Murata Micro Blower Drive with Auto-Tune

April 4th, 2017
Murata Micro Blower Drive with Auto-Tune

I just discovered this part recently, they are quite interesting and I can imagine all kinds of neat applications for this device.

The principle of operation is very similar to a piezoelectric beeper, only the operating frequency is an inaudible 25 kHz, the unit has a diaphragm that is excited into vibration by a piezo-ceramic disc, the vibrations induce an airflow through the device at an impressive rate of up to 1 liter per minute and can produce pressure differences up to 2 kPa. (not at the same time!) It's also TINY! you can fit this device into tight spaces and do things that would be very difficult any other way.

I ordered a few samples from Digikey. ($15.98 each) The first look at the data sheet reveals a sparse set of specifications, not enough information to really understand what the thing is, or how to use it - a pathetic data sheet to say the least.
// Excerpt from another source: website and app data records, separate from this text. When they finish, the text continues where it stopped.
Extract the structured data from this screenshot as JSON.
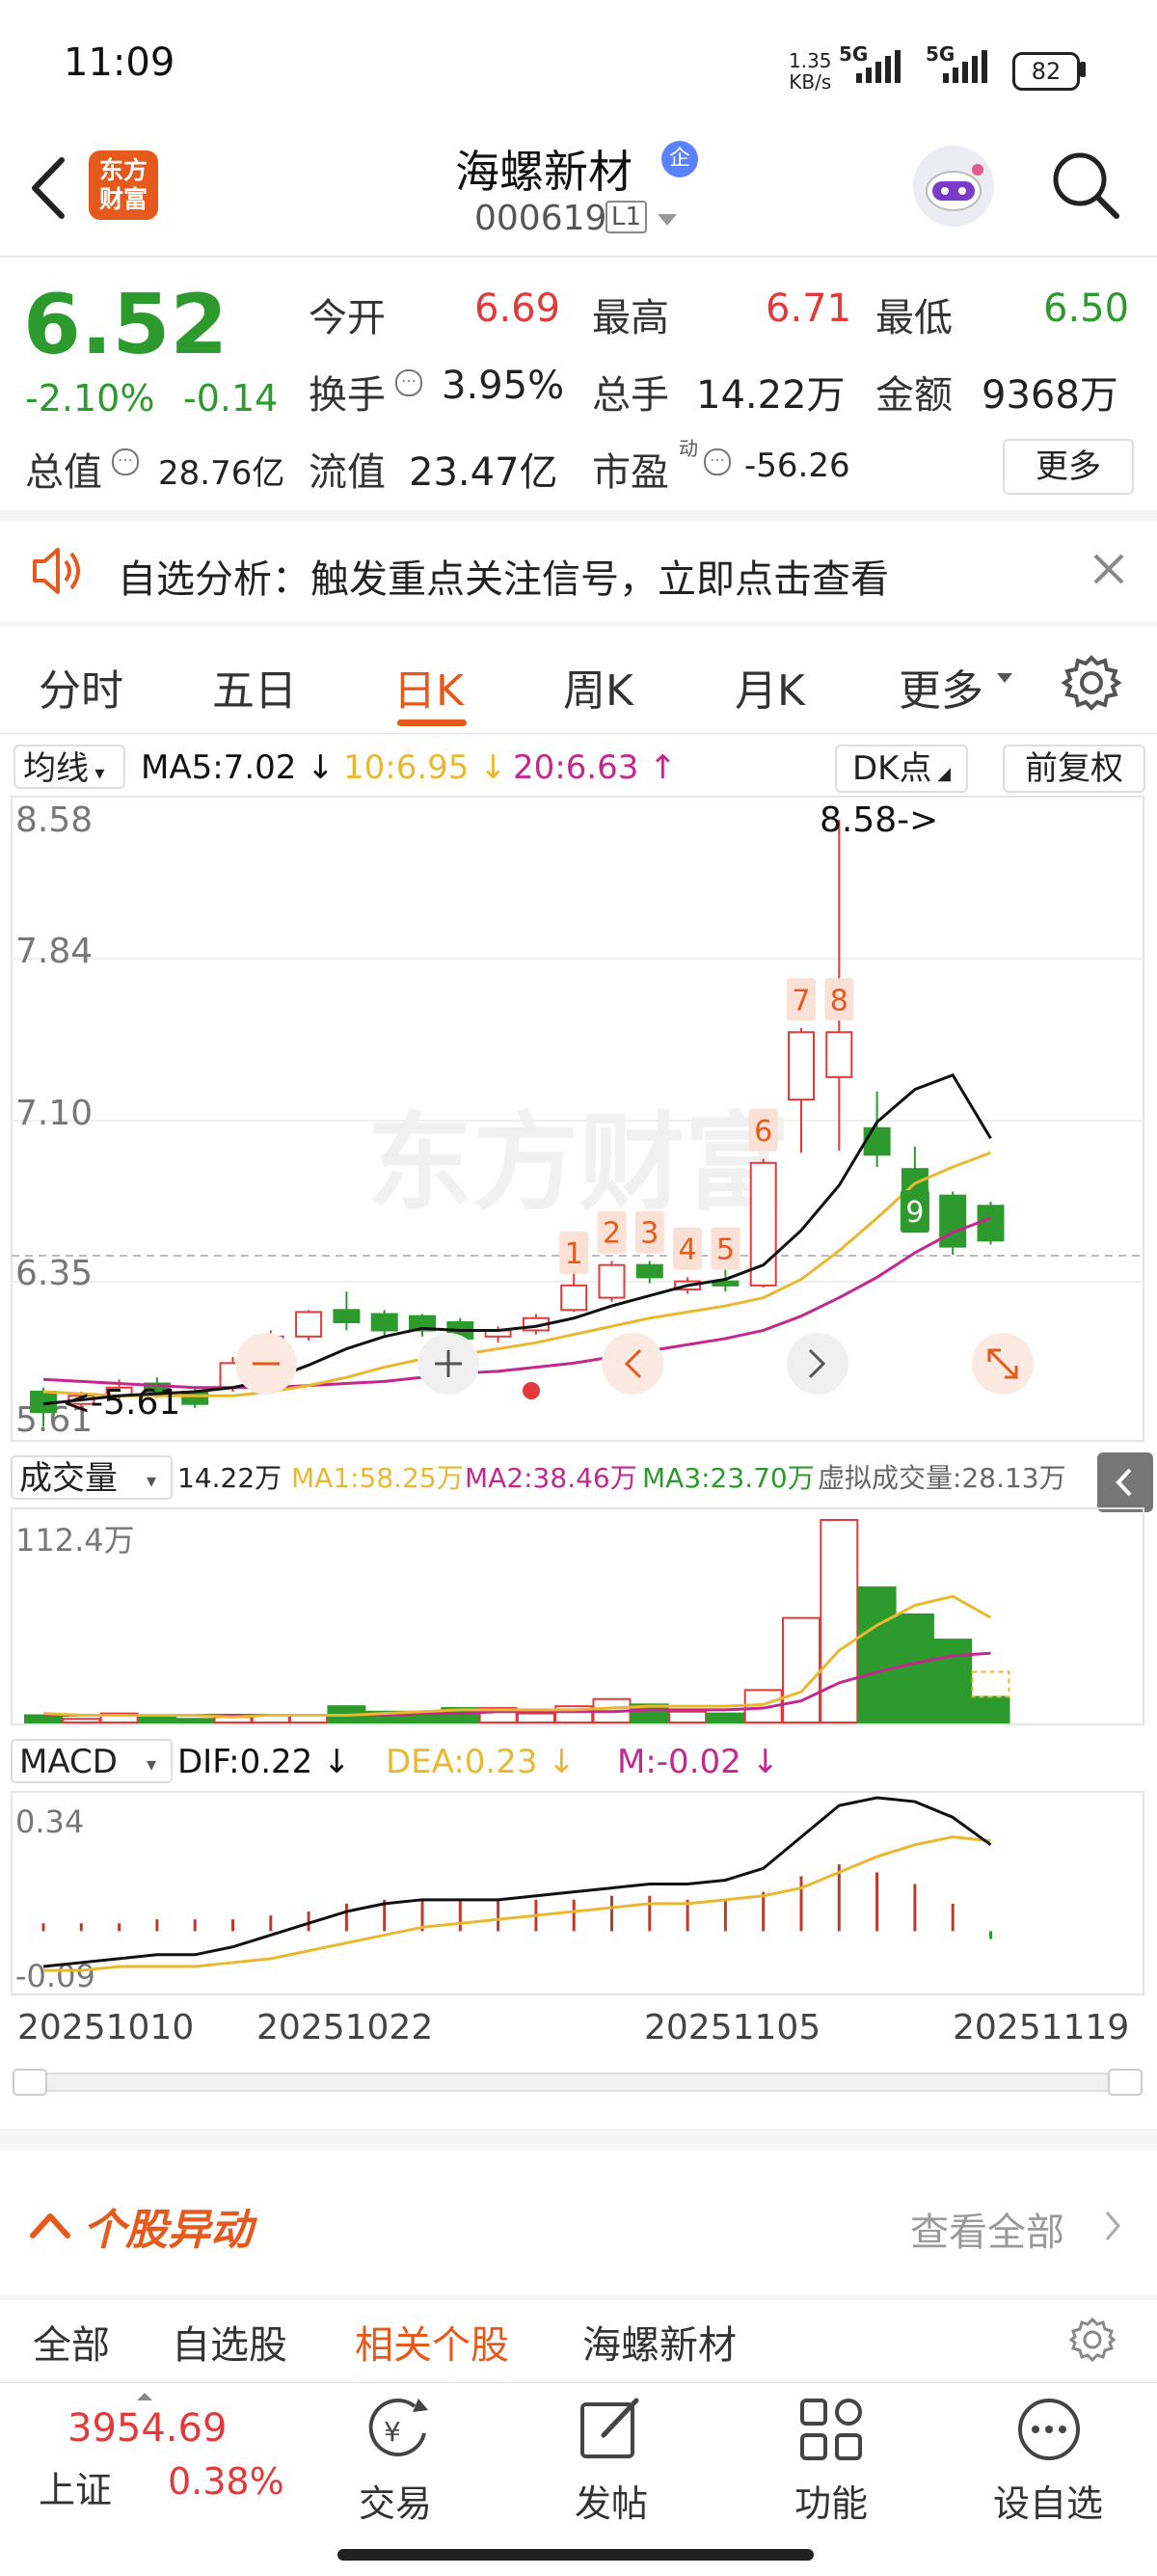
{
  "status": {
    "time": "11:09",
    "net_speed": "1.35",
    "net_unit": "KB/s",
    "sig1": "5G",
    "sig2": "5G",
    "battery": "82"
  },
  "header": {
    "logo_line1": "东方",
    "logo_line2": "财富",
    "stock_name": "海螺新材",
    "enterprise_badge": "企",
    "code": "000619",
    "level": "L1"
  },
  "quote": {
    "price": "6.52",
    "change_pct": "-2.10%",
    "change": "-0.14",
    "open_label": "今开",
    "open": "6.69",
    "high_label": "最高",
    "high": "6.71",
    "low_label": "最低",
    "low": "6.50",
    "turnover_label": "换手",
    "turnover": "3.95%",
    "volume_label": "总手",
    "volume": "14.22万",
    "amount_label": "金额",
    "amount": "9368万",
    "mktcap_label": "总值",
    "mktcap": "28.76亿",
    "float_label": "流值",
    "float": "23.47亿",
    "pe_label": "市盈",
    "pe_sup": "动",
    "pe": "-56.26",
    "more": "更多"
  },
  "notice": {
    "text": "自选分析：触发重点关注信号，立即点击查看"
  },
  "tabs": [
    "分时",
    "五日",
    "日K",
    "周K",
    "月K",
    "更多"
  ],
  "active_tab": 2,
  "colors": {
    "up": "#e23a3a",
    "down": "#2d9a2d",
    "ma5": "#111111",
    "ma10": "#e8b830",
    "ma20": "#c2288e",
    "accent": "#e55a1c"
  },
  "kline": {
    "ma_dropdown": "均线",
    "ma5": "MA5:7.02",
    "ma10": "10:6.95",
    "ma20": "20:6.63",
    "dk_button": "DK点",
    "fq_button": "前复权",
    "y_labels": [
      "8.58",
      "7.84",
      "7.10",
      "6.35",
      "5.61"
    ],
    "max_marker": "8.58->",
    "min_marker": "<-5.61",
    "watermark": "东方财富",
    "countdown": [
      "1",
      "2",
      "3",
      "4",
      "5",
      "6",
      "7",
      "8",
      "9"
    ],
    "vol_dropdown": "成交量",
    "vol_value": "14.22万",
    "vol_ma1": "MA1:58.25万",
    "vol_ma2": "MA2:38.46万",
    "vol_ma3": "MA3:23.70万",
    "vol_virtual": "虚拟成交量:28.13万",
    "vol_max": "112.4万",
    "macd_dropdown": "MACD",
    "dif": "DIF:0.22",
    "dea": "DEA:0.23",
    "m": "M:-0.02",
    "macd_max": "0.34",
    "macd_min": "-0.09",
    "dates": [
      "20251010",
      "20251022",
      "20251105",
      "20251119"
    ]
  },
  "chart_data": {
    "type": "candlestick",
    "ylim": [
      5.61,
      8.58
    ],
    "candles": [
      {
        "o": 5.78,
        "c": 5.68,
        "h": 5.8,
        "l": 5.61
      },
      {
        "o": 5.72,
        "c": 5.76,
        "h": 5.78,
        "l": 5.68
      },
      {
        "o": 5.76,
        "c": 5.8,
        "h": 5.84,
        "l": 5.74
      },
      {
        "o": 5.82,
        "c": 5.78,
        "h": 5.85,
        "l": 5.75
      },
      {
        "o": 5.78,
        "c": 5.72,
        "h": 5.8,
        "l": 5.7
      },
      {
        "o": 5.8,
        "c": 5.92,
        "h": 5.95,
        "l": 5.78
      },
      {
        "o": 5.94,
        "c": 6.05,
        "h": 6.08,
        "l": 5.92
      },
      {
        "o": 6.05,
        "c": 6.17,
        "h": 6.18,
        "l": 6.03
      },
      {
        "o": 6.18,
        "c": 6.12,
        "h": 6.27,
        "l": 6.08
      },
      {
        "o": 6.16,
        "c": 6.08,
        "h": 6.18,
        "l": 6.05
      },
      {
        "o": 6.15,
        "c": 6.08,
        "h": 6.16,
        "l": 6.05
      },
      {
        "o": 6.12,
        "c": 6.04,
        "h": 6.14,
        "l": 6.0
      },
      {
        "o": 6.05,
        "c": 6.08,
        "h": 6.1,
        "l": 6.02
      },
      {
        "o": 6.08,
        "c": 6.14,
        "h": 6.16,
        "l": 6.06
      },
      {
        "o": 6.18,
        "c": 6.3,
        "h": 6.45,
        "l": 6.17
      },
      {
        "o": 6.24,
        "c": 6.4,
        "h": 6.42,
        "l": 6.22
      },
      {
        "o": 6.4,
        "c": 6.34,
        "h": 6.42,
        "l": 6.31
      },
      {
        "o": 6.28,
        "c": 6.32,
        "h": 6.34,
        "l": 6.26
      },
      {
        "o": 6.32,
        "c": 6.3,
        "h": 6.38,
        "l": 6.27
      },
      {
        "o": 6.3,
        "c": 6.9,
        "h": 6.92,
        "l": 6.29
      },
      {
        "o": 7.21,
        "c": 7.54,
        "h": 7.56,
        "l": 6.95
      },
      {
        "o": 7.32,
        "c": 7.54,
        "h": 8.58,
        "l": 6.96
      },
      {
        "o": 7.07,
        "c": 6.94,
        "h": 7.25,
        "l": 6.88
      },
      {
        "o": 6.87,
        "c": 6.73,
        "h": 6.98,
        "l": 6.7
      },
      {
        "o": 6.74,
        "c": 6.49,
        "h": 6.76,
        "l": 6.45
      },
      {
        "o": 6.69,
        "c": 6.52,
        "h": 6.71,
        "l": 6.5
      }
    ],
    "ma5": [
      5.72,
      5.74,
      5.76,
      5.77,
      5.78,
      5.8,
      5.84,
      5.91,
      5.99,
      6.05,
      6.09,
      6.08,
      6.08,
      6.1,
      6.14,
      6.2,
      6.25,
      6.3,
      6.33,
      6.4,
      6.57,
      6.79,
      7.1,
      7.26,
      7.33,
      7.02
    ],
    "ma10": [
      5.78,
      5.77,
      5.76,
      5.76,
      5.76,
      5.76,
      5.78,
      5.81,
      5.85,
      5.9,
      5.94,
      5.96,
      5.99,
      6.02,
      6.06,
      6.1,
      6.14,
      6.17,
      6.2,
      6.24,
      6.33,
      6.47,
      6.63,
      6.8,
      6.88,
      6.95
    ],
    "ma20": [
      5.84,
      5.83,
      5.82,
      5.81,
      5.8,
      5.8,
      5.8,
      5.81,
      5.82,
      5.83,
      5.85,
      5.87,
      5.88,
      5.9,
      5.92,
      5.95,
      5.98,
      6.01,
      6.04,
      6.08,
      6.15,
      6.24,
      6.34,
      6.46,
      6.56,
      6.63
    ],
    "volume": [
      4,
      2,
      5,
      3,
      2,
      3,
      4,
      4,
      9,
      6,
      6,
      8,
      8,
      5,
      9,
      13,
      10,
      6,
      5,
      18,
      58,
      112.4,
      75,
      60,
      46,
      14.22
    ],
    "vol_ma1": [
      5,
      4,
      4,
      4,
      4,
      3,
      4,
      4,
      4,
      5,
      6,
      7,
      7,
      7,
      7,
      8,
      9,
      9,
      9,
      10,
      17,
      40,
      54,
      65,
      70,
      58.25
    ],
    "vol_ma2": [
      4,
      4,
      4,
      4,
      4,
      4,
      4,
      4,
      4,
      4,
      5,
      5,
      6,
      6,
      6,
      6,
      7,
      7,
      7,
      8,
      12,
      22,
      28,
      33,
      37,
      38.46
    ],
    "macd": [
      0.02,
      0.02,
      0.02,
      0.03,
      0.03,
      0.03,
      0.04,
      0.05,
      0.07,
      0.08,
      0.08,
      0.08,
      0.08,
      0.08,
      0.08,
      0.09,
      0.09,
      0.08,
      0.08,
      0.1,
      0.14,
      0.17,
      0.15,
      0.12,
      0.07,
      -0.02
    ],
    "dif": [
      -0.09,
      -0.08,
      -0.07,
      -0.06,
      -0.06,
      -0.04,
      -0.01,
      0.02,
      0.05,
      0.07,
      0.08,
      0.08,
      0.08,
      0.09,
      0.1,
      0.11,
      0.12,
      0.12,
      0.13,
      0.16,
      0.24,
      0.32,
      0.34,
      0.33,
      0.29,
      0.22
    ],
    "dea": [
      -0.1,
      -0.1,
      -0.09,
      -0.09,
      -0.09,
      -0.08,
      -0.07,
      -0.05,
      -0.03,
      -0.01,
      0.01,
      0.02,
      0.03,
      0.04,
      0.05,
      0.06,
      0.07,
      0.07,
      0.08,
      0.09,
      0.11,
      0.15,
      0.19,
      0.22,
      0.24,
      0.23
    ]
  },
  "dong": {
    "title": "个股异动",
    "view_all": "查看全部",
    "tabs": [
      "全部",
      "自选股",
      "相关个股",
      "海螺新材"
    ],
    "active": 2
  },
  "bottom": {
    "index_value": "3954.69",
    "index_name": "上证",
    "index_pct": "0.38%",
    "trade": "交易",
    "post": "发帖",
    "func": "功能",
    "add": "设自选"
  }
}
The data sheet shows the resonant frequency of 24-27 kHz, with a recommended drive of 20 V peak-to-peak, what they don't tell you is the fact that the thing must be driven exactly on resonance to perform well, if you are off-resonance more than 2%, the performance is miserable. I don't understand why they don't make an effort to explain this critical point in the data sheet!

I quickly realized that the only way to really utilize this part is to drive it exactly on resonance, I set out to design a simple auto-tuning driver that could keep the drive frequency dead-nuts on resonance, without adjustment.

Murata does supply a driver reference design that does this, but it is a half-bridge that requires a 20 volt supply for full excitation, I want to use lower system voltages so I opted for a full bridge design. The next step will be to design a 5V version that uses a transformer to boost the output voltage to 20V.

The circuit is based on a PIC16F1455 MCU that drives a simple transistor H-bridge from 12 volts to provide the drive, a sampling circuit analyzes the voltage waveform on the ceramic resonator to detect the resonant condition, adjusting the MCU's OSCTUNE register to tweak the frequency into perfect resonance.

The 25 kHz drive is bit banged, along with pulses phased to sample the voltage on the resonator at two points in each half cycle, the voltages are sampled and stored on two capacitors via a 4066 analog switch, an interrupt routine samples these two capacitors every few seconds to determine the phase relationship between the resonator and the imposed drive signal. When the part is in perfect resonance, the back emf is 180 degrees out of phase with the drive, in this condition, the voltages on the capacitors are about equal, the drive simply tweaks the MCU's clock until the voltages match.

A few subtleties:

The sampling cycle interrupts the drive, I balance the timing so when the drive turns on again, it's still in phase, otherwise it would make an audible 'click' and it would also snub the resonator until the phase sync'd up again.

The program samples less frequently when the drive detects resonance, more frequently when it's way off- so it converges quickly.

I added a GATE input to turn it off without losing the tuning parameters, this makes it start instantly, on resonance.

Now that I have a neat way to get the most out of this cool new technology, I will be exploring new ways to actuate mechanisms, move fluids and much more.

Attached Files: